Entries provided START

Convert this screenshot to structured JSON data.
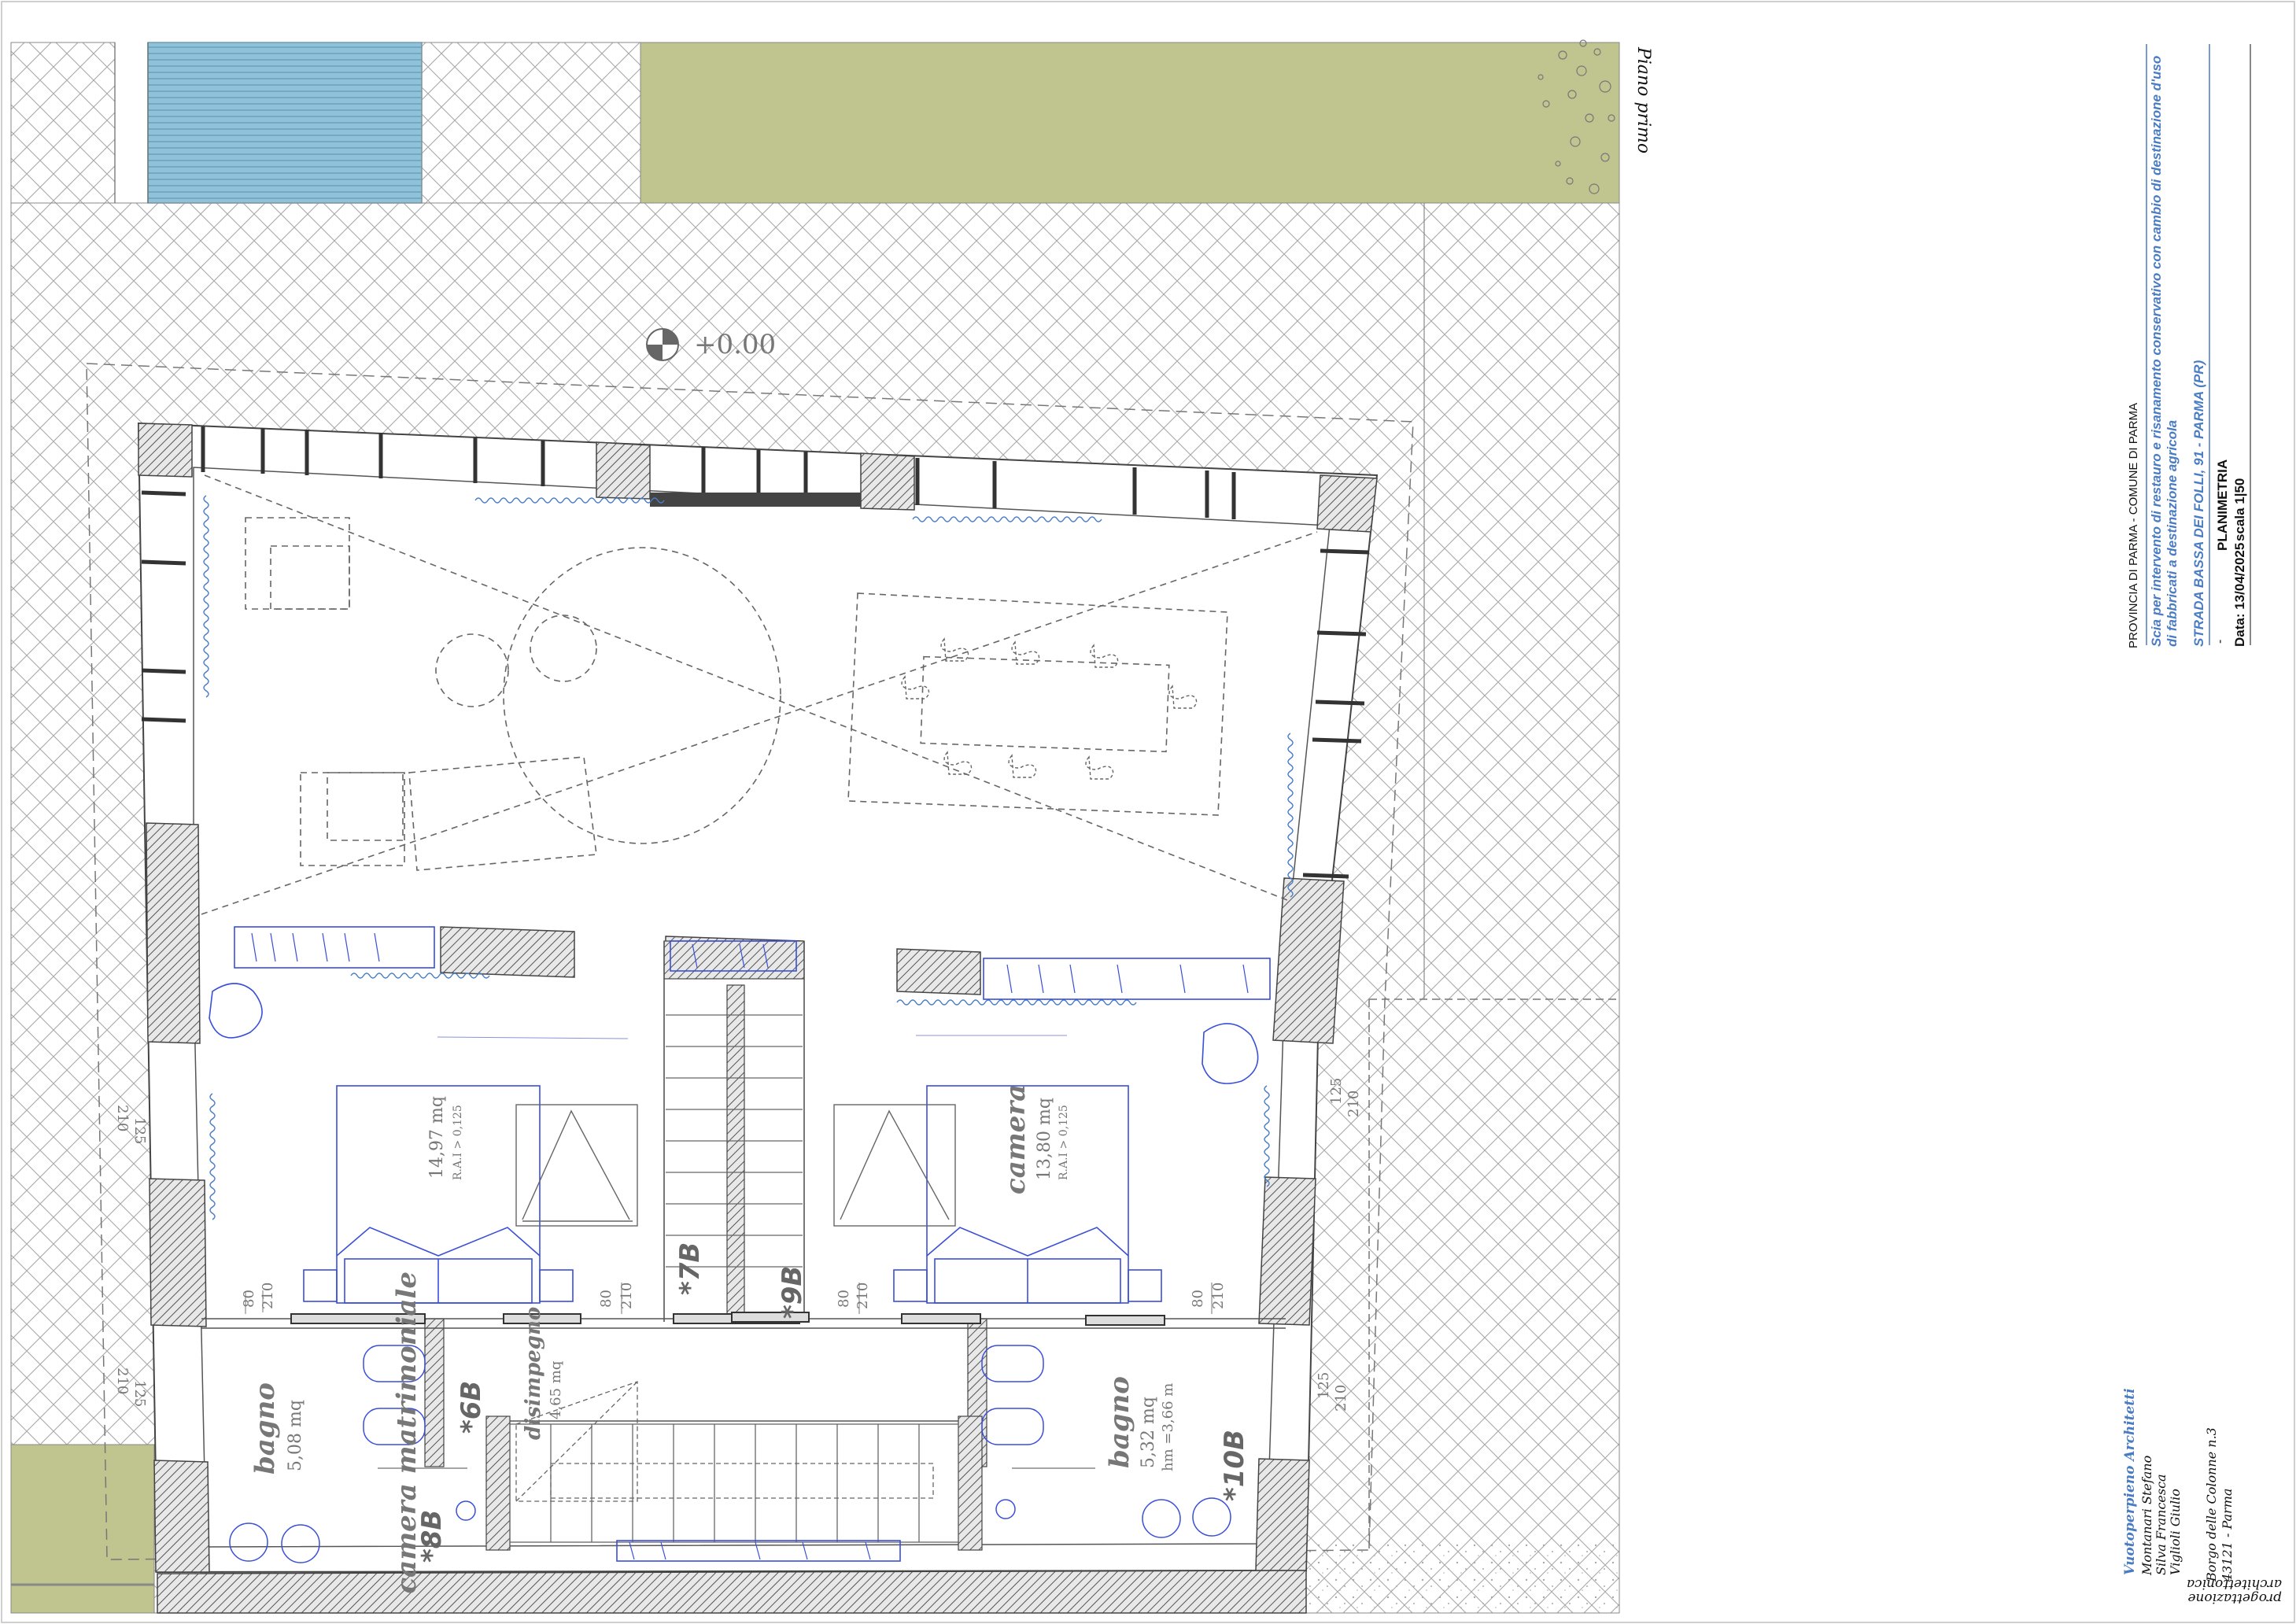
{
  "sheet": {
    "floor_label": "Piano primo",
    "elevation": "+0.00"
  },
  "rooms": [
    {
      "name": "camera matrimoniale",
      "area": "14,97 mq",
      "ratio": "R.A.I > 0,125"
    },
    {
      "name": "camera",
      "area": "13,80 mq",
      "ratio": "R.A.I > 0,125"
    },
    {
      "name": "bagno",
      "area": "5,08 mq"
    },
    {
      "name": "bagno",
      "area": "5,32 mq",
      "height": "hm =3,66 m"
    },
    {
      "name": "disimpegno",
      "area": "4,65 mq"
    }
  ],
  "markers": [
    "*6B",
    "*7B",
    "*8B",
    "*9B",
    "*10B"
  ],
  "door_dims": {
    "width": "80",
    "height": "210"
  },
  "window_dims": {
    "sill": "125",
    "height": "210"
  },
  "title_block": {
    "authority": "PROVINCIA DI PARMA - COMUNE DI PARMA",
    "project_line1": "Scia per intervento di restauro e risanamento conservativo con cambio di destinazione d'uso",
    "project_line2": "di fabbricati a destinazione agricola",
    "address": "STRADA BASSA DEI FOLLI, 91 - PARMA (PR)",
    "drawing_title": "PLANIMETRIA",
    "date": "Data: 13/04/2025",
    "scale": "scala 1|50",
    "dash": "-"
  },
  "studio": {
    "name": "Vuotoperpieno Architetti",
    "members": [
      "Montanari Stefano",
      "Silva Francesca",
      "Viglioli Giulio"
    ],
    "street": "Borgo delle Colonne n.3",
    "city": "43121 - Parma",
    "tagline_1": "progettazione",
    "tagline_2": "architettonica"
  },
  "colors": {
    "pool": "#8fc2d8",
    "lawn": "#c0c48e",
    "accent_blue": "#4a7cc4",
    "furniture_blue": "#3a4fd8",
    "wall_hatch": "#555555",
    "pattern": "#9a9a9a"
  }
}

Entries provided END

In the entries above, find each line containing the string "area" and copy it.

      "area": "14,97 mq",
      "area": "13,80 mq",
      "area": "5,08 mq"
      "area": "5,32 mq",
      "area": "4,65 mq"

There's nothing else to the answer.